"As soon as CN told us they wanted to unload this line, we saw that as good news," AMT CEO Nicolas Girard said in an interview with the Montreal Gazette. "If we can own railway lines and be masters in our own house, it gives us more flexibility and allows us to improve service for customers." AMT hopes to secure an agreement by year's end.
The 18.6-mile, 12-station Deux-Montagnes route is AMT's busiest, carrying 45% of the agency's annual ridership.
AMT traffic currently dominates the line's use, though CN operations take precedent at present between 8:30 a.m. and 3:30 p.m. and between 8:30 p.m. and 5:30 a.m., essentially limiting AMT to traditional "commuter" rail service. AMT ownership could allow service expansion.
The price of such an exchange has yet to be set. "CN wants to sell and we want to buy, now we have to agree on a price," Girard said.

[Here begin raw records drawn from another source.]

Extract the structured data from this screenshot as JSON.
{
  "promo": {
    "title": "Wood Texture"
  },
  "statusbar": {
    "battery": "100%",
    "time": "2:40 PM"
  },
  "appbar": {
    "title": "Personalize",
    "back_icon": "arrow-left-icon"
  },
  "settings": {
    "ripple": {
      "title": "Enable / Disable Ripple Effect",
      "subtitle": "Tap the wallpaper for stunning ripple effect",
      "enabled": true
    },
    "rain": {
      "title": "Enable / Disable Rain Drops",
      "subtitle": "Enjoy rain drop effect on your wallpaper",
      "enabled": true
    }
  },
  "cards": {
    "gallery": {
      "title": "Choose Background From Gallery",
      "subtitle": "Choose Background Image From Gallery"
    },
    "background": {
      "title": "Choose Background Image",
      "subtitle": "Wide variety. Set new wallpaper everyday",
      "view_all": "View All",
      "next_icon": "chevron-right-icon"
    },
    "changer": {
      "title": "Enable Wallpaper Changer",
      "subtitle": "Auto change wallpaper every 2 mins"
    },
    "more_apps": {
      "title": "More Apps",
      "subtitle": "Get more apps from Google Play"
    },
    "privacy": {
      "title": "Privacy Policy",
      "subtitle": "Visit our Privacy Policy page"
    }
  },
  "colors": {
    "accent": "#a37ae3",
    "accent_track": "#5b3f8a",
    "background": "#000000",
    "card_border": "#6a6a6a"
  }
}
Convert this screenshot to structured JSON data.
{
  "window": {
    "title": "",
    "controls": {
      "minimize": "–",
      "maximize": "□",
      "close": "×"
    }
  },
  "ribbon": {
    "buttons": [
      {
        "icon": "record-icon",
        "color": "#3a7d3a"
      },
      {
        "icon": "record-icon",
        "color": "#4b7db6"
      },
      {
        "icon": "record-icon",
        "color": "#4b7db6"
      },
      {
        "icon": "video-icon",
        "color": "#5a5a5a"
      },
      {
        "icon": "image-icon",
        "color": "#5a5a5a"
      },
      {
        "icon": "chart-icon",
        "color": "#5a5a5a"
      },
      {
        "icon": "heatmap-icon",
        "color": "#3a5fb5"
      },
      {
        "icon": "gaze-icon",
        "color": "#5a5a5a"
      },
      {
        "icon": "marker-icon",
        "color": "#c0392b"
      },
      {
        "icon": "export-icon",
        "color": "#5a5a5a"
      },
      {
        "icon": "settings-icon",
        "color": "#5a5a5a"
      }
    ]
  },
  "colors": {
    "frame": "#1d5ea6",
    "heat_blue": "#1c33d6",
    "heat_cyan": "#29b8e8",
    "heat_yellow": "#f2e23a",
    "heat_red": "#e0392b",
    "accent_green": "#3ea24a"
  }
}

More immediately, AMT is struggling to meet increased ridership demand by adding Bombardier BiLevel equipment (pictured above) to the line, initially slated to begin this fall but now postponed until early 2014.